Industry Must Embrace Open Architectures
Success on today’s multi-domain battlefield will belong to those shifting from the simplicity of bullets and missiles to embracing the complexity of tomorrow’s weapon of choice — speed.
State-of-the-art analytics and machine-to-machine automation systems that are cyber resilient are driving unprecedented speed — turning data into decisions and allowing those decisions to be put into actions.
Military operations at speeds that are swift and secure will give the U.S. military the edge on the battlefield. Intelligence cannot exist in the silos in which they were developed, but must have the ability to be shared across services and agencies for greater interoperability and collaboration among forces.
These new concepts of operations must also be flexible, evolving with the threat environment and the user who needs them to survive.
Ensuring that warfighters have relevant systems at their fingertips will depend upon the architecture on which they were built. Open system architecture not only enables this critical need, it also allows the Defense Department to encourage competition among its suppliers while driving innovation and conserving resources.
Multiple defense acquisition initiatives provide guidelines for the use of open system architecture to make the development of systems more efficient and effective. Using such an approach allows Defense Department organizations to reap several benefits including reduced total lifecycle costs and vendor lock-in for acquiring and updating complex systems.
These practices also increase the speed at which the department can develop new products or adjust existing tools to enhance a fielded system.
Open system architecture includes three facets.
“Modular design” allows for well defined interfaces that reduce the time and effort needed to build and acquire systems and to integrate new technologies into legacy systems.
“Open interface standards” allow the Defense Department to manage data rights in large acquisition programs more effectively by eliminating the vendor lock-in caused by proprietary, closed solutions.
And “conformance” encourages vendors to supply innovative solutions and capabilities that meet published standards and create a more competitive marketplace.
Raytheon has seen first-hand how open architecture approaches can enhance business operations. The company was built on the portfolio of several companies, each with its own business systems and processes. Over the years, to reduce the cost of operations, it consolidated and centralized the systems that support the business using best-of-breed open architecture solutions. It did this to ensure it effectively integrated people, processes and technologies across the enterprise.
Seeing the value that open architecture delivered for the company, it began looking at government programs to determine where it could apply these same lessons.
Open architecture supports a business model that allows the Defense Department to leverage collaborative innovation from multiple vendors across many programs. When vendors create products that conform to well-defined standards, agencies can use a capability across a portfolio of programs.

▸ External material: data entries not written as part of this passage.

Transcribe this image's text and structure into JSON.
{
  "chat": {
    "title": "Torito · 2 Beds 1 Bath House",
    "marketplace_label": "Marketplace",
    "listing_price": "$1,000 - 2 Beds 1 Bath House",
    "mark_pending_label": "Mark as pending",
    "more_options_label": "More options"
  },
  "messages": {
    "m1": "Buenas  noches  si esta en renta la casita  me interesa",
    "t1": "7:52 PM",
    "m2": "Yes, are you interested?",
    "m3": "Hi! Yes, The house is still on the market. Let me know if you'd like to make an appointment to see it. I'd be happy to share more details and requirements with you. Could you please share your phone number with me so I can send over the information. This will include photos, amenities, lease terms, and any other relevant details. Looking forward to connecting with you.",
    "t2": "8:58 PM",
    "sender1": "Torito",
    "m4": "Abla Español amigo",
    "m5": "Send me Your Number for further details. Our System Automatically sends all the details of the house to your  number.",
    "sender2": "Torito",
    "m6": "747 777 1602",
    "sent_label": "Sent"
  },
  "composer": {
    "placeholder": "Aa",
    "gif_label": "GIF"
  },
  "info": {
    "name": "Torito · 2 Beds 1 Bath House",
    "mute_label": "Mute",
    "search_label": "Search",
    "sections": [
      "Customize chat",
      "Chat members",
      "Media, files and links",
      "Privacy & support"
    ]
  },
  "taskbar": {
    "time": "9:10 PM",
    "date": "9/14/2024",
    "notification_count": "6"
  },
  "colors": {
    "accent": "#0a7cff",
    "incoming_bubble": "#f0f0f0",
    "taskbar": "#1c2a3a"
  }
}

For example, on a program for a proprietary customer, the Raytheon team capitalized on the Defense Advanced Research Projects Agency Insight framework to deliver advanced data analytics and an integrated common operating picture. It used standards-based interfaces and components that were implemented using commercial and open source tools. Using an open systems architecture approach saved the program years of effort by using the DARPA investments.
Another benefit for the department is enhanced competition. An open environment gives everyone a chance to bring value to the government. Subcontractors that embrace the environment will flourish. Those that lock down their systems, “resting on their intellectual property,” will get run over.
Having a structure that is known, understood and published brings lower cost for development of services and ensures the government will have multiple solutions to choose from. This essentially offers government procurement officers more choices at lower costs.
Open systems architecture uses standards-based interfaces and data formats to reduce cybersecurity risks. Today, every organization must assume that they are vulnerable to such breaches. Open architecture helps maintain full mission capability despite the constant threat.
Using automated testing for validation and verification throughout the system development lifecycle reduces risk by ensuring security standards are “baked-in” to a system and not just “bolted on” after the system is built. Automated tools for static analysis can scan system source code to enforce information assurance standards, and dynamic analysis tools can scan system interfaces for vulnerabilities to detect known security issues.
To drive greater adoption of open architecture solutions the government should consider rewarding corporations that use this approach as a means to increase long term savings.
New contract structures can provide for a higher return on investment when open architecture approaches are delivered and maintained across time. The acquisition community does not need the competitive innovation and lower costs of open architecture approaches simply to purchase cheaper systems.
The acquisition community needs the competitive innovation of these approaches to allow them to purchase flexible and relevant systems at a cost they can afford.
Todd Probert is vice president of Raytheon IIS.
Topics: Information Technology, Infotech, Viewpoint